Task instructions
The data is to be reproduced in full and without error.

### Data for this task ###

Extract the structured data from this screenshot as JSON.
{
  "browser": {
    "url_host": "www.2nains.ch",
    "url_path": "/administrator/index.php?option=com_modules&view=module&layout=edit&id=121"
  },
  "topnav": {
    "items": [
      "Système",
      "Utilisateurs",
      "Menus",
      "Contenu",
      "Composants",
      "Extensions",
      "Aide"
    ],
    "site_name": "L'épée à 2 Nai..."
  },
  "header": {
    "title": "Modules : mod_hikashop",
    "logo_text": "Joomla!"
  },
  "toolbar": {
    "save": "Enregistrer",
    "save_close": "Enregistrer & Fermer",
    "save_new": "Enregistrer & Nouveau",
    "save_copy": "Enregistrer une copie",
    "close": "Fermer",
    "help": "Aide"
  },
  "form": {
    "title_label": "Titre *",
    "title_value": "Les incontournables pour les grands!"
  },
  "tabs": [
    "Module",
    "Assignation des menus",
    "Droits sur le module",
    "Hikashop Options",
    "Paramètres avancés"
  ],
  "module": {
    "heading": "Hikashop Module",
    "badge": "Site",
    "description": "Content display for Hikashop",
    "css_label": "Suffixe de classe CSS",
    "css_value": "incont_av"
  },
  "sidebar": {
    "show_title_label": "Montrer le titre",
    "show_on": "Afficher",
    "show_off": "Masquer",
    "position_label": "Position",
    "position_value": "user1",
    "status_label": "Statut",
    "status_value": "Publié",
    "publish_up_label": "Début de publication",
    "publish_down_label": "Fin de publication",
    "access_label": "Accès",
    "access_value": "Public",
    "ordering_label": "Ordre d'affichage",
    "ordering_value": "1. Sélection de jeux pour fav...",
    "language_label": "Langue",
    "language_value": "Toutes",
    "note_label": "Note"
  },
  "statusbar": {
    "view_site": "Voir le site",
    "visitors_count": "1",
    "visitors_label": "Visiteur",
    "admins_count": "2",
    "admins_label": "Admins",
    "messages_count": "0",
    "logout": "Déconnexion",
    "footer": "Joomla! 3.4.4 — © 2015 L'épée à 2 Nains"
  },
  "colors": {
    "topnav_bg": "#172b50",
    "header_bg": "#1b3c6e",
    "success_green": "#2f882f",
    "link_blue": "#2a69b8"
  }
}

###

Answer to the problem
Extract the structured data from this screenshot as JSON.
{
  "browser": {
    "url_host": "www.2nains.ch",
    "url_path": "/administrator/index.php?option=com_modules&view=module&layout=edit&id=121"
  },
  "topnav": {
    "items": [
      "Système",
      "Utilisateurs",
      "Menus",
      "Contenu",
      "Composants",
      "Extensions",
      "Aide"
    ],
    "site_name": "L'épée à 2 Nai..."
  },
  "header": {
    "title": "Modules : mod_hikashop",
    "logo_text": "Joomla!"
  },
  "toolbar": {
    "save": "Enregistrer",
    "save_close": "Enregistrer & Fermer",
    "save_new": "Enregistrer & Nouveau",
    "save_copy": "Enregistrer une copie",
    "close": "Fermer",
    "help": "Aide"
  },
  "form": {
    "title_label": "Titre *",
    "title_value": "Les incontournables pour les grands!"
  },
  "tabs": [
    "Module",
    "Assignation des menus",
    "Droits sur le module",
    "Hikashop Options",
    "Paramètres avancés"
  ],
  "module": {
    "heading": "Hikashop Module",
    "badge": "Site",
    "description": "Content display for Hikashop",
    "css_label": "Suffixe de classe CSS",
    "css_value": "incont_av"
  },
  "sidebar": {
    "show_title_label": "Montrer le titre",
    "show_on": "Afficher",
    "show_off": "Masquer",
    "position_label": "Position",
    "position_value": "user1",
    "status_label": "Statut",
    "status_value": "Publié",
    "publish_up_label": "Début de publication",
    "publish_down_label": "Fin de publication",
    "access_label": "Accès",
    "access_value": "Public",
    "ordering_label": "Ordre d'affichage",
    "ordering_value": "1. Sélection de jeux pour fav...",
    "language_label": "Langue",
    "language_value": "Toutes",
    "note_label": "Note"
  },
  "statusbar": {
    "view_site": "Voir le site",
    "visitors_count": "1",
    "visitors_label": "Visiteur",
    "admins_count": "2",
    "admins_label": "Admins",
    "messages_count": "0",
    "logout": "Déconnexion",
    "footer": "Joomla! 3.4.4 — © 2015 L'épée à 2 Nains"
  },
  "colors": {
    "topnav_bg": "#172b50",
    "header_bg": "#1b3c6e",
    "success_green": "#2f882f",
    "link_blue": "#2a69b8"
  }
}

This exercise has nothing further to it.